(Required work)
Every line in the material below that includes "https" should be copied.

(Data excerpts)
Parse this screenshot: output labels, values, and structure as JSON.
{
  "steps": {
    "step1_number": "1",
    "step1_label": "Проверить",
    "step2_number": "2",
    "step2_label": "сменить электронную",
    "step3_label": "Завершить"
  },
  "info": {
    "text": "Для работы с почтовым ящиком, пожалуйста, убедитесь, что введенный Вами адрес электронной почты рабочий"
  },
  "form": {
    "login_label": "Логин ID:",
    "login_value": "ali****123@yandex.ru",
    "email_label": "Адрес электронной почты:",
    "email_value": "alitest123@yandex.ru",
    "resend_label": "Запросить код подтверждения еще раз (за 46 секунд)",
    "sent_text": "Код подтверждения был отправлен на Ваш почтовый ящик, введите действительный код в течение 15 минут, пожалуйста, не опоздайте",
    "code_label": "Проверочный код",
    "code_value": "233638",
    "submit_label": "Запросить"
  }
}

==

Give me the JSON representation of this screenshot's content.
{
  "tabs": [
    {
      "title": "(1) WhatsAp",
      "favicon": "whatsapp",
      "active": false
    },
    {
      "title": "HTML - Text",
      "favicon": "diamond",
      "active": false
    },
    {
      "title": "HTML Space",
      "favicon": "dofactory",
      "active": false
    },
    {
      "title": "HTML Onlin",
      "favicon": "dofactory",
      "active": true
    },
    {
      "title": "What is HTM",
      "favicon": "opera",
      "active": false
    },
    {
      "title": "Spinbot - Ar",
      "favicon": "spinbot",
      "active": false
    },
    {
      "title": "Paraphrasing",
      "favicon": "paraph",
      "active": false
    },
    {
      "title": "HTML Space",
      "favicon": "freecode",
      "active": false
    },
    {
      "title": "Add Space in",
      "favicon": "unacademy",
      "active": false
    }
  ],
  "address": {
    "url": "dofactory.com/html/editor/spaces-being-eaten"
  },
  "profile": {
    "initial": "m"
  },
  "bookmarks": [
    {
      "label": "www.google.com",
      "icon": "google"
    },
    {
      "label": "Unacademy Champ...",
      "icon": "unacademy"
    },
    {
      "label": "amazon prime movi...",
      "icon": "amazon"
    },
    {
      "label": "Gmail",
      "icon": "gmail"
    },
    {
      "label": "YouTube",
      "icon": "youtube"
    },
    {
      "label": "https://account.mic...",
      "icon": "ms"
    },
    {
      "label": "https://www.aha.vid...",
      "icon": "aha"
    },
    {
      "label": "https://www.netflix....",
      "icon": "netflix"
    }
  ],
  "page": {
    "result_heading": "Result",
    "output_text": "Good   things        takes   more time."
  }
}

(Written response)
      "label": "https://account.mic...",
      "label": "https://www.aha.vid...",
      "label": "https://www.netflix....",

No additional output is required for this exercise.